----- SOURCE DATA

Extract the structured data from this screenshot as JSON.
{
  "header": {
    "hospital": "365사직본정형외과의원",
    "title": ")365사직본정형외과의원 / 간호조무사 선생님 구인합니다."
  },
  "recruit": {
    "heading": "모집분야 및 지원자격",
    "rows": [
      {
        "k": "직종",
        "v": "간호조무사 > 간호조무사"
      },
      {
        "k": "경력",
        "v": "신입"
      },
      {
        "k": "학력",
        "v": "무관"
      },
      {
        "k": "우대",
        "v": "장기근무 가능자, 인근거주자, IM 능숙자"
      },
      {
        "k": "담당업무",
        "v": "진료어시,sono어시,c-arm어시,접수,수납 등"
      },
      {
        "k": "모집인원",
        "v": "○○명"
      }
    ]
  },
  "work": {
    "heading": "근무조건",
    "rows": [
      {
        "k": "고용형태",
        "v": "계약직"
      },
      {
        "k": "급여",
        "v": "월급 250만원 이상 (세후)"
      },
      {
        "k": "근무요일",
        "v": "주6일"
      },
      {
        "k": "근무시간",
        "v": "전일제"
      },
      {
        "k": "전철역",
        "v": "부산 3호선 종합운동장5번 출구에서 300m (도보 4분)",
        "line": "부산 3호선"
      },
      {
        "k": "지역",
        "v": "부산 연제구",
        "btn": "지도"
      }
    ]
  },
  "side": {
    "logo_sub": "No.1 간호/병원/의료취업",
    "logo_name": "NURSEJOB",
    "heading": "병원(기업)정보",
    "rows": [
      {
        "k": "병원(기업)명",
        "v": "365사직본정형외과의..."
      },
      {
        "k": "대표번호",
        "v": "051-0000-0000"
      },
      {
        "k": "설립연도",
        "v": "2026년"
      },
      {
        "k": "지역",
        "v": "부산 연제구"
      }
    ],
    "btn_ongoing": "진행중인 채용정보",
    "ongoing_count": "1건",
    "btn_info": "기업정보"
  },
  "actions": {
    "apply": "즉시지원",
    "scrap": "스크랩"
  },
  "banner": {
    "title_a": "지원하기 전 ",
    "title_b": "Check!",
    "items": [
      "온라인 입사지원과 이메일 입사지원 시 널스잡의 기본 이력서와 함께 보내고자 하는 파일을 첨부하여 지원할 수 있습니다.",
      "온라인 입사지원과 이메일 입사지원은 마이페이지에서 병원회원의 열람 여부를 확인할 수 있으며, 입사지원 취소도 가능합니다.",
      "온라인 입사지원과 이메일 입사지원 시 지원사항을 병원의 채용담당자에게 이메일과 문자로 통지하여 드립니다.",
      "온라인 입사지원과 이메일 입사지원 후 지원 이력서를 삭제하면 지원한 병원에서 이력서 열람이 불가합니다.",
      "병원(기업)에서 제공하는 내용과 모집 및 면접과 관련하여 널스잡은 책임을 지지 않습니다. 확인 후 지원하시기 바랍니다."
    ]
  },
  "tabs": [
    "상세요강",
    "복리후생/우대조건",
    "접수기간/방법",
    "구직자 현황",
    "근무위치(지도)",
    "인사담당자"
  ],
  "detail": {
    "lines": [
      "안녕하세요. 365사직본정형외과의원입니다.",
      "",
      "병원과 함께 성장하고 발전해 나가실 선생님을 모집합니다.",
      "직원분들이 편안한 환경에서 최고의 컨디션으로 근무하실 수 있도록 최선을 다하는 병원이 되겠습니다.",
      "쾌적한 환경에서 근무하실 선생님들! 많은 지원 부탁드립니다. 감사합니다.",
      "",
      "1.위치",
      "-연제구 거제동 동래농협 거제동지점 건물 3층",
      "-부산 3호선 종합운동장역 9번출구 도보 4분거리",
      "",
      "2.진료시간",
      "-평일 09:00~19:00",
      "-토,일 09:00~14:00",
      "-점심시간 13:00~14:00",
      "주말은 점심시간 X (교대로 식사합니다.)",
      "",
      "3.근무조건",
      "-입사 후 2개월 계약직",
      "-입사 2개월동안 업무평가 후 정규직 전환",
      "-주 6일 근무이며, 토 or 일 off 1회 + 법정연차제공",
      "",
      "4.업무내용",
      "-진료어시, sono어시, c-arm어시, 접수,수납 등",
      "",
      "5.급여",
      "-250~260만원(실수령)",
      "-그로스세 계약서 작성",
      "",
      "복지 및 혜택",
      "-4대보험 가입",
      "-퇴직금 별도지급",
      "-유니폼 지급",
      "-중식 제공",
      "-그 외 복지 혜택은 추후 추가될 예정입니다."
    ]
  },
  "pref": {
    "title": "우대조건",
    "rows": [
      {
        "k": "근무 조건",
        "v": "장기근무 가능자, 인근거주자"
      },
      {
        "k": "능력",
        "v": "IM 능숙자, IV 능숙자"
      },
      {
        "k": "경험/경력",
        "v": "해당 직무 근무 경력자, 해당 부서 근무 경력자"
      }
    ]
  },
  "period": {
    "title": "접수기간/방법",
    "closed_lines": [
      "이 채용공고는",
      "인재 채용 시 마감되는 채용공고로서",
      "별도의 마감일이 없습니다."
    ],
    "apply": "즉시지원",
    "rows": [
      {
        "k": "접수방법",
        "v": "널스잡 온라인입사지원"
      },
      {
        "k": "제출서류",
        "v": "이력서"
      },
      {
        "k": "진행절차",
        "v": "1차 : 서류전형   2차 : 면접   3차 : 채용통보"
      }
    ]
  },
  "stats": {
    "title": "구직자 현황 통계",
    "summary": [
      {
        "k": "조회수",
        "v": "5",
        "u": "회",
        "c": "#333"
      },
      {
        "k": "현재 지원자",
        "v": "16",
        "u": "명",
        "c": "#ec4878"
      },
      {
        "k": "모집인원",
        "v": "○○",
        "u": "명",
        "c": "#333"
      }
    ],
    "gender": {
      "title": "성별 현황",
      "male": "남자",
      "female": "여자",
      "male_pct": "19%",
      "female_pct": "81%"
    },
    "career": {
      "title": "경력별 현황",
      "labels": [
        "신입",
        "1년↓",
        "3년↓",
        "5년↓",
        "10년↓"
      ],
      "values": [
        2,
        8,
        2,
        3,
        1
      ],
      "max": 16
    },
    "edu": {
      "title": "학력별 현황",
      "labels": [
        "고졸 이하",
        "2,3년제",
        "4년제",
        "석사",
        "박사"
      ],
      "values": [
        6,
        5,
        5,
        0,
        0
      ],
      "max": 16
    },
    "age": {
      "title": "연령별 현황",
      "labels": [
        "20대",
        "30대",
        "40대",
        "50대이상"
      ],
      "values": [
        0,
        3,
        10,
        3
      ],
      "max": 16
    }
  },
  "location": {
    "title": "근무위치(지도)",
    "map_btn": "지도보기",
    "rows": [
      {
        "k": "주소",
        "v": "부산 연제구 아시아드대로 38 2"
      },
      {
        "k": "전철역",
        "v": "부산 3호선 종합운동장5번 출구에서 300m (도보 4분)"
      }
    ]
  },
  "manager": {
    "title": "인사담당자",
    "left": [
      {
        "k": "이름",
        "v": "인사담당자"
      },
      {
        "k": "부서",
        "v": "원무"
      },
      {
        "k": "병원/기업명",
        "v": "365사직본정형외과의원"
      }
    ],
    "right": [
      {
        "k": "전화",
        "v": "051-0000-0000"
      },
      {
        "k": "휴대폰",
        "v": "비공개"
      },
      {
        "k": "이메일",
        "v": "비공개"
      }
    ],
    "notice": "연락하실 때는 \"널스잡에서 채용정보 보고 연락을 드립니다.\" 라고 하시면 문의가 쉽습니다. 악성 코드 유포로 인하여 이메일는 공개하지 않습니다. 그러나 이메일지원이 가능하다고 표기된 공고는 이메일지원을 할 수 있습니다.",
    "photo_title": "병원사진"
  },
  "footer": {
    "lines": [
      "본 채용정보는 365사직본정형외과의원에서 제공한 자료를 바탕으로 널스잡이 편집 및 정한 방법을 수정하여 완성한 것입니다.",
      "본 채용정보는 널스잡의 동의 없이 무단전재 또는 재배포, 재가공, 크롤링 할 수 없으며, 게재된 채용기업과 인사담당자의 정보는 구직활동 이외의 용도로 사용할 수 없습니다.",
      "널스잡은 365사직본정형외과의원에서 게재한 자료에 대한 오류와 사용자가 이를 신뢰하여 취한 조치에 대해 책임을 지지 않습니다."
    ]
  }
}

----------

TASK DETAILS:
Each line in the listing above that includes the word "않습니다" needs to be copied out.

EXERCISE RESULT:
      "병원(기업)에서 제공하는 내용과 모집 및 면접과 관련하여 널스잡은 책임을 지지 않습니다. 확인 후 지원하시기 바랍니다."
    "notice": "연락하실 때는 \"널스잡에서 채용정보 보고 연락을 드립니다.\" 라고 하시면 문의가 쉽습니다. 악성 코드 유포로 인하여 이메일는 공개하지 않습니다. 그러나 이메일지원이 가능하다고 표기된 공고는 이메일지원을 할 수 있습니다.",
      "널스잡은 365사직본정형외과의원에서 게재한 자료에 대한 오류와 사용자가 이를 신뢰하여 취한 조치에 대해 책임을 지지 않습니다."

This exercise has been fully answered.